> **PROMPT**
Only the lines of the data holding the string "JSON" need to be returned.

> **INPUT DATA**
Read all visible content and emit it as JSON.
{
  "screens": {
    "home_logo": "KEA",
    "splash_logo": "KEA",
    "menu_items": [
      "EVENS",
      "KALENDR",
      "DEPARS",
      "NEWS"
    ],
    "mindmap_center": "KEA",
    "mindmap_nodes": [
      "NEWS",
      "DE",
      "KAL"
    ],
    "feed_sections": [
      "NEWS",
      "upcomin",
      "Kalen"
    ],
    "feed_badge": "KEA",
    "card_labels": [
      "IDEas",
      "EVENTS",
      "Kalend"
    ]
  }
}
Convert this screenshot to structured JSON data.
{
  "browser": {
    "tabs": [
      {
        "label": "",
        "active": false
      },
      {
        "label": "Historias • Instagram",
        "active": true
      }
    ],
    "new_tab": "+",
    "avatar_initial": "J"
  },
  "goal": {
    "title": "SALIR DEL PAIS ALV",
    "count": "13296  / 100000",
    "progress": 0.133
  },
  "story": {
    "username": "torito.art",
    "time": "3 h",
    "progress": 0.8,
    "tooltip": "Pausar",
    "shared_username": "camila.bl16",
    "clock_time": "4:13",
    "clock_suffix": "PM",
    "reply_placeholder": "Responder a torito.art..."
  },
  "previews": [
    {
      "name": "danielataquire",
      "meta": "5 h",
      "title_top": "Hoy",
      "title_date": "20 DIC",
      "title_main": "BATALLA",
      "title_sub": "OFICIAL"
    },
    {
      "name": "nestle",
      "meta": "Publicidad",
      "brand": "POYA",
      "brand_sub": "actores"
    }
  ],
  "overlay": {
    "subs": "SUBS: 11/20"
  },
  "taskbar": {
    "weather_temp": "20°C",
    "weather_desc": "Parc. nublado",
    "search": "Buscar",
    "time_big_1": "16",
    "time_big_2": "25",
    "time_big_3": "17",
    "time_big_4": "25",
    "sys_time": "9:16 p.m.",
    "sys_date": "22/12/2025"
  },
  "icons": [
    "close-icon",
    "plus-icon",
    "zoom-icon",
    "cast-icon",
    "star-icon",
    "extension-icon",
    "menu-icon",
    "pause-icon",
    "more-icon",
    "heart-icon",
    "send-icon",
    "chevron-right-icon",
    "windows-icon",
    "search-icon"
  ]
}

> **RESPONSE**
Read all visible content and emit it as JSON.
Convert this screenshot to structured JSON data.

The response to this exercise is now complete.